In 2007, having passed the 100,000-subscriber milestone, they brought in an outside CEO, Eric Robison. "We were fumbling with success," says Heavin. "Here I am an art student, and Lynda is a teacher. We had no business background." Revenue had hit $10 million, and California's venture capital community had noticed. The phone was ringing off the hook. As the new team took shape, they stepped on the gas. Sales reached $100 million in 2012. In 2013, somewhat reluctantly, the couple finally took outside investment. The business grew even faster, and in 2015, LinkedIn made an unsolicited offer to buy the business. LinkedIn wanted to broaden its business from helping its users with "how to get a job," and add "how to get trained." LinkedIn paid $1.5 billion for the business, which they subsequently rebranded as LinkedIn Learning. The business that Weinman and Heavin had lovingly nurtured for nearly 20 years had made its mark!
Arguably, Weinman changed the world for many of the more than four million students who took one or more of Lynda. com's online courses. New skills. New passions. New jobs. New careers. Lynda Weinman is the poster child, the exemplar entrepreneur, perhaps, whose journey foretells the lessons I impart in my book. In my view, it was Weinman's innate entrepreneurial mindset, as much as her superb pedagogy, that made her journey so successful. Fortunately for you, you don't have to have been born with these six break-the-rules elements of an entrepreneurial mindset.

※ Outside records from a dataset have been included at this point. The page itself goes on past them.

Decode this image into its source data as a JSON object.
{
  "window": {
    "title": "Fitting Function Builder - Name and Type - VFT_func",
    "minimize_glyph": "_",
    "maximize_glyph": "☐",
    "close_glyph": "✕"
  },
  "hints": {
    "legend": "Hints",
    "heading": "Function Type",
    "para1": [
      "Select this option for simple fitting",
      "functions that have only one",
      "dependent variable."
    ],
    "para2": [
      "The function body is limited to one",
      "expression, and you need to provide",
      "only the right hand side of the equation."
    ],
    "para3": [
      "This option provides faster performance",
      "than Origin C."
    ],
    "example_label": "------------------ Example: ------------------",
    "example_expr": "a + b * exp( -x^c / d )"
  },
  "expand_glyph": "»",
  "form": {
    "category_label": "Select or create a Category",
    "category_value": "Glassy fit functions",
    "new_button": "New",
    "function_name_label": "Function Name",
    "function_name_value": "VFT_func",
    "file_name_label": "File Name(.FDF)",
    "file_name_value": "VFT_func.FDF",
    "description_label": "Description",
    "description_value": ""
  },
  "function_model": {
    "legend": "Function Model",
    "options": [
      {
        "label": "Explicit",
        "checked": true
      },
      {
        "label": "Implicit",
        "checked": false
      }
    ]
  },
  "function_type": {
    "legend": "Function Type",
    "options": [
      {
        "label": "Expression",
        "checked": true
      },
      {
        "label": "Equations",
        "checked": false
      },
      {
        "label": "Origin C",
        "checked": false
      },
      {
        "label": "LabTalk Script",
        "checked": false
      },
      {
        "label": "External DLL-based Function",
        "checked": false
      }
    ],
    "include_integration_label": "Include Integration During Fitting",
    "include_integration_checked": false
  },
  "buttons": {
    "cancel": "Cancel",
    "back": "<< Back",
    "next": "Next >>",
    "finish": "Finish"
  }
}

You can learn them, and apply them. After all, entrepreneurs are made, not born- at least most of the time!